At my favourite local café, a long black costs $4. On average, I drink about 2 cups of coffee each day. That’s $2920 in a calendar year. By contrast, a 200g bag of good quality coffee from the supermarket costs $8 (up to 30% less when on special). Assuming approximately 4g makes one cup, then that’s 16 cents worth of coffee per cup.
Add on the cost of heating the water, the cost of washing the cup and the cost of buying the French press, and you’re still well in front. I would estimate a total of no more than 25 cents per cup. Twice per day, that’s $182.50 per year. I you are like me, every dollar saved counts. $2737.50 per year is no small amount.
A Home espresso machine would certainly go a long way to saving some cash, but it’s still a larger outlay than a French press and it requires more than double the amount of coffee to be used per cup.
I recommend using a good quality pre-ground coffee. The purists amongst you will have just spit your morning espresso all over your screen in disgust at that statement, but the rest of you, stay with me.
I don’t deny that coffee tastes better from a freshly ground bean, or that the local café makes a better brew than I do. But the reality of my daily life is that I don’t have time to freshly grind my beans each morning and, as I get up well before anyone else in the house, the sound of an automatic grinder would surely be enough to wake everyone and spoil my ‘me’ time.
The quality pre-ground stuff is good enough for me to enjoy on a daily basis, without feeling like I’m missing out on some great coffee experience. And on top of that, on the occasions when I do order a coffee at my favourite café, or after dinner at a nice restaurant, I really enjoy it – it’s something special, something different to my every day.
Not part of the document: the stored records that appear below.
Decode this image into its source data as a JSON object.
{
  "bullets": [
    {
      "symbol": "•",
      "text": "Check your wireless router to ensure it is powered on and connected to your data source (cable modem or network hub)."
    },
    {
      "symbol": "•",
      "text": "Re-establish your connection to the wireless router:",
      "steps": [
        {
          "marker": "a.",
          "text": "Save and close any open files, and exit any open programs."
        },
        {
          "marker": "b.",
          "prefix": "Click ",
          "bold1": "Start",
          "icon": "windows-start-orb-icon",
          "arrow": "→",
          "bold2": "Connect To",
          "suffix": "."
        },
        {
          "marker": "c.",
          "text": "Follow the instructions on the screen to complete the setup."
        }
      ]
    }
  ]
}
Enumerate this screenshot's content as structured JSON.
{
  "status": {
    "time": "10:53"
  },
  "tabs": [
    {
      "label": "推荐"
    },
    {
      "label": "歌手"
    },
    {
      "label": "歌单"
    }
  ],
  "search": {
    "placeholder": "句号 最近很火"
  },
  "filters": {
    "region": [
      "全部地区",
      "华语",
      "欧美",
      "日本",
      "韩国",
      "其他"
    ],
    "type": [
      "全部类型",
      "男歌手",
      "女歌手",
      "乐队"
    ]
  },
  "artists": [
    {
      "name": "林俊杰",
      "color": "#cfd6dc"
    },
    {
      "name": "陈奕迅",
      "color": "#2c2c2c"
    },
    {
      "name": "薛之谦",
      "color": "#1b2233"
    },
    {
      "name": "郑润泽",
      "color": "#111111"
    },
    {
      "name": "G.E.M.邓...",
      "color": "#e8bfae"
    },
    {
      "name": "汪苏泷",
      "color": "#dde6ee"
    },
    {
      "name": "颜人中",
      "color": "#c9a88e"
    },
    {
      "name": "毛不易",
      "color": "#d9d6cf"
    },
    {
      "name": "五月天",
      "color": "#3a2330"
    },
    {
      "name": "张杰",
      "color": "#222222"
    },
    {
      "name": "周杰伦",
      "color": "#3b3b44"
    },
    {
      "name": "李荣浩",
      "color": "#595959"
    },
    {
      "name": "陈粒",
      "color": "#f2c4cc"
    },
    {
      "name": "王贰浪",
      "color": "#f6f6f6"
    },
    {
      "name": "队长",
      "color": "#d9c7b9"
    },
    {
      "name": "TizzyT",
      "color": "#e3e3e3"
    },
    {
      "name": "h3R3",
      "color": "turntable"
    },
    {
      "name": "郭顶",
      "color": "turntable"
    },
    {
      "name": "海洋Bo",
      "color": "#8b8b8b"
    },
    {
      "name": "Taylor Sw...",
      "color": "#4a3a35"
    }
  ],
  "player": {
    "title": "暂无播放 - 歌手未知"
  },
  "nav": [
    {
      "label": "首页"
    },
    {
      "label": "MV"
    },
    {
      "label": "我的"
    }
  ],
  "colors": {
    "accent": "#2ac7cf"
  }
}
As for my every day coffee – It tastes good. I enjoy it. End of story.